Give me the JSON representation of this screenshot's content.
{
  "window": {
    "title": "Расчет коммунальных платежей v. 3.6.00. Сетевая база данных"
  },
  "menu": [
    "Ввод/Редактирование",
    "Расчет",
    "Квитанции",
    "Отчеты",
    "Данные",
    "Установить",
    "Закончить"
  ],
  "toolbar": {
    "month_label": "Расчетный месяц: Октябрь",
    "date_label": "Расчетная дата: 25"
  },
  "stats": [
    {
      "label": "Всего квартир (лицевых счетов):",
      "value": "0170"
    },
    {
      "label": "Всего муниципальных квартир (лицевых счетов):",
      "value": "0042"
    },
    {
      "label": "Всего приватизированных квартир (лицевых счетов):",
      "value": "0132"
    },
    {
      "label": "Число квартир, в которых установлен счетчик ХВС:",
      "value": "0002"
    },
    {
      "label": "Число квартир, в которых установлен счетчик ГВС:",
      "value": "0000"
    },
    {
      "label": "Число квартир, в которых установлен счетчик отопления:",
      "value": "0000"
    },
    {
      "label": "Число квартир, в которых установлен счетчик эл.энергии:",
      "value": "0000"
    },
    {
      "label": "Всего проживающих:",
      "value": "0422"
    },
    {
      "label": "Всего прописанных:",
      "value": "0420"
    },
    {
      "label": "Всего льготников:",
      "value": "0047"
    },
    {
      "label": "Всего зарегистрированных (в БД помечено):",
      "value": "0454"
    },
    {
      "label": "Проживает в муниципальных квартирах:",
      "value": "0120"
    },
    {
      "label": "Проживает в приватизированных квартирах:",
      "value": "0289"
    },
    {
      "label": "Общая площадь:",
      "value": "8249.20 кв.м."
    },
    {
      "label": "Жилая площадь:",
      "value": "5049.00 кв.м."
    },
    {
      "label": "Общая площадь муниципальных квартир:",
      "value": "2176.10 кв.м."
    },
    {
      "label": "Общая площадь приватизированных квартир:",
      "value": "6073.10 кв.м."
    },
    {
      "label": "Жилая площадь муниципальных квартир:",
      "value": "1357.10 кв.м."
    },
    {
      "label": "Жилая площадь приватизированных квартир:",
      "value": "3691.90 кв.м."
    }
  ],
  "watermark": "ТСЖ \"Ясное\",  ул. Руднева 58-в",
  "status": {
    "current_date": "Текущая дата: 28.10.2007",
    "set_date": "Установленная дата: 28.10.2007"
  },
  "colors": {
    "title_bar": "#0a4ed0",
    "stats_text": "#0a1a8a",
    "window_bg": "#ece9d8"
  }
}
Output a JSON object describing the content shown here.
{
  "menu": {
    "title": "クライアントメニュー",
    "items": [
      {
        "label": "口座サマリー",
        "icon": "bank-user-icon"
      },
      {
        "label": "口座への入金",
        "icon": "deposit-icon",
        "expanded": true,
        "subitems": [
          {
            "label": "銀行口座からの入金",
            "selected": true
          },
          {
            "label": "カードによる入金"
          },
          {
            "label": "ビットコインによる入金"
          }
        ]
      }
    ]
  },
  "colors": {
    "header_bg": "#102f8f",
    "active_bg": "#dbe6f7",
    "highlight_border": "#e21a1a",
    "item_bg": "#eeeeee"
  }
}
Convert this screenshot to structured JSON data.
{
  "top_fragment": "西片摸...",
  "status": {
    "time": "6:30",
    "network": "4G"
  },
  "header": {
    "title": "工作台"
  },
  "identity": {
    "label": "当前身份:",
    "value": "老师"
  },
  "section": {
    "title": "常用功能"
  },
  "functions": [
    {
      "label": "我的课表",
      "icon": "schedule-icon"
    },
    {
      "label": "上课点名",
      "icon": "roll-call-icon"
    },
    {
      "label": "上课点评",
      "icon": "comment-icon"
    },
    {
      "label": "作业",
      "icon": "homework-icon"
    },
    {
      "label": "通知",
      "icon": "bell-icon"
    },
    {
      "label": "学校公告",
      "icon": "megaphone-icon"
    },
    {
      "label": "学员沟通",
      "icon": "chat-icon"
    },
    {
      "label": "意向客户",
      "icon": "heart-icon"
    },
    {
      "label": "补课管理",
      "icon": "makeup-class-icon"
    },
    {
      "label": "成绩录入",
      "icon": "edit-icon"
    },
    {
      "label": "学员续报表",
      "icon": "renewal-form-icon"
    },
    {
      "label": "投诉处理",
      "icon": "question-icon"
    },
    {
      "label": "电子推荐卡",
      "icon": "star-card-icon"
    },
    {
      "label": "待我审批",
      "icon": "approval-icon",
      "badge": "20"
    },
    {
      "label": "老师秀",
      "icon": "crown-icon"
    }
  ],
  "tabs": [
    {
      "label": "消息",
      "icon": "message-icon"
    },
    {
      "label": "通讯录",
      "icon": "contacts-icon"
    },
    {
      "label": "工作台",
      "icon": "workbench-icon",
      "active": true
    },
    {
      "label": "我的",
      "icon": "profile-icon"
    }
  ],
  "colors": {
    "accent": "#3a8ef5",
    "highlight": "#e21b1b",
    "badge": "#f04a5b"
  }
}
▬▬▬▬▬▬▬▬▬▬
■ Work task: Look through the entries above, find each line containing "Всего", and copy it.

■ Finished task:
      "label": "Всего квартир (лицевых счетов):",
      "label": "Всего муниципальных квартир (лицевых счетов):",
      "label": "Всего приватизированных квартир (лицевых счетов):",
      "label": "Всего проживающих:",
      "label": "Всего прописанных:",
      "label": "Всего льготников:",
      "label": "Всего зарегистрированных (в БД помечено):",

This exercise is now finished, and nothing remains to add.